Turner School Formally Dedicated

Bob and Carolyn Turner, second and third from the right, stand with their son Andrew Turner '11, far right, Bob Turner's sister Susan Flinn, far left, and his mother Janet Turner.

By Frank Radosevich II
October 29, 2012

Bradley formally dedicated this month the Robert and Carolyn Turner School of Entrepreneurship and Innovation, an independent school providing students with skills needed to succeed and achieve in business.

A first of its kind in the nation, the Turner School offers all students across campus the opportunity to study entrepreneurship and innovation in classrooms and experiential settings.

The school is named in honor of the Turners, long-time supporters of Bradley who established the Robert and Carolyn Turner Center for Entrepreneurship in 2002. The Turner Chair of Entrepreneurship in the Foster College of Business Administration also is named in their honor.

“The Turner School will now give our students the tools and applied experiences they need to become successful entrepreneurs in a very uncertain economy,” said President Joanne Glasser at the dedication ceremony. “Bradley is deeply honored that the Turners have entrusted us with this profound responsibility.”


Turner School Dedication

Bob Turner ’77 MBA ’78 said the idea for the school began in 1999 when he met with University officials to discuss the creation of a center for entrepreneurship. The concept eventually grew into a stand-alone academic unit that emphasizes new and creative ways of thinking in the world of business or social enterprises.

“The key to a thriving, vibrant economy in a global economy is innovation,” Bob Turner said. “It’s the ability for people not only to think about starting a business at some point in time but to be innovative throughout their entire career.”

A successful entrepreneur himself, Bob Turner and his brother Mark Turner ‘80 started their own investment business in 1990 in Berwyn, Pa. Today, as chairman and chief investment officer of Turner Investment, Bob Turner and his team manage about $11.6 billion in assets.

The Turner School, headquartered in the newly renovated Westlake Hall, is welcoming its first students this semester and the school plans to offer a minor in Entrepreneurship and Innovation and an Entrepreneurship Scholar Program.

Both require entrepreneurial courses and elective classes, while the Scholar Program, similar to Bradley’s Global Scholars Program, offers credit for specific experiential activities. Some activities may include participating in the Project Springboard Business Plan Competition, creating a new enterprise, pitching a new business plan or studying abroad in an entrepreneurial environment.

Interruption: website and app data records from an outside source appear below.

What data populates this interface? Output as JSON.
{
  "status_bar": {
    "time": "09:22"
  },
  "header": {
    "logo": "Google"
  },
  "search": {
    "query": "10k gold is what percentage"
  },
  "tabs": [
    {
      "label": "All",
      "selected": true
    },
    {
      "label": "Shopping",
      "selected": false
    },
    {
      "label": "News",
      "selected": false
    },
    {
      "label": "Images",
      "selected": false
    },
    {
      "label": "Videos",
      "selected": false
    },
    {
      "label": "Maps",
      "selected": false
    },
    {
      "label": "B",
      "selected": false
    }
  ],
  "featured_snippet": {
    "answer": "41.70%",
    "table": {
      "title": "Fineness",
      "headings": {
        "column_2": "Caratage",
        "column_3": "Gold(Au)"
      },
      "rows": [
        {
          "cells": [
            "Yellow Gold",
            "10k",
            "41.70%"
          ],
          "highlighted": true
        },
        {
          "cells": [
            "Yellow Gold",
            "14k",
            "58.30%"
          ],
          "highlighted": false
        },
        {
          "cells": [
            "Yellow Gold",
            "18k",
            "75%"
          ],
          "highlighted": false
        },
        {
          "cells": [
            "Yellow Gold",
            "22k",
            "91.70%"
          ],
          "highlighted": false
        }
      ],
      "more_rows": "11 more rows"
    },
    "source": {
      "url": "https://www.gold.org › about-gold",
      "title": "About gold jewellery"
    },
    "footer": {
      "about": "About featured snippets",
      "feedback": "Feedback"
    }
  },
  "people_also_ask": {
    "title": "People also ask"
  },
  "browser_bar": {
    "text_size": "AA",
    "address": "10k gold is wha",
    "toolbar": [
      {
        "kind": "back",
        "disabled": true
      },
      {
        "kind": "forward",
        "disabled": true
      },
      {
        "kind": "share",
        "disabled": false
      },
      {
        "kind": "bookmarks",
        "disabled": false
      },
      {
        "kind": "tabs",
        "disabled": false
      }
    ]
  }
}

The new school will teach students how to start a business or social enterprise; network with colleagues, investors, employees and other stakeholders; evaluate opportunities and risks; develop products or services; and gain a global perspective on the business marketplace. The program will push students to think creatively and to seek out untapped opportunities and identify innovations that can be commercialized.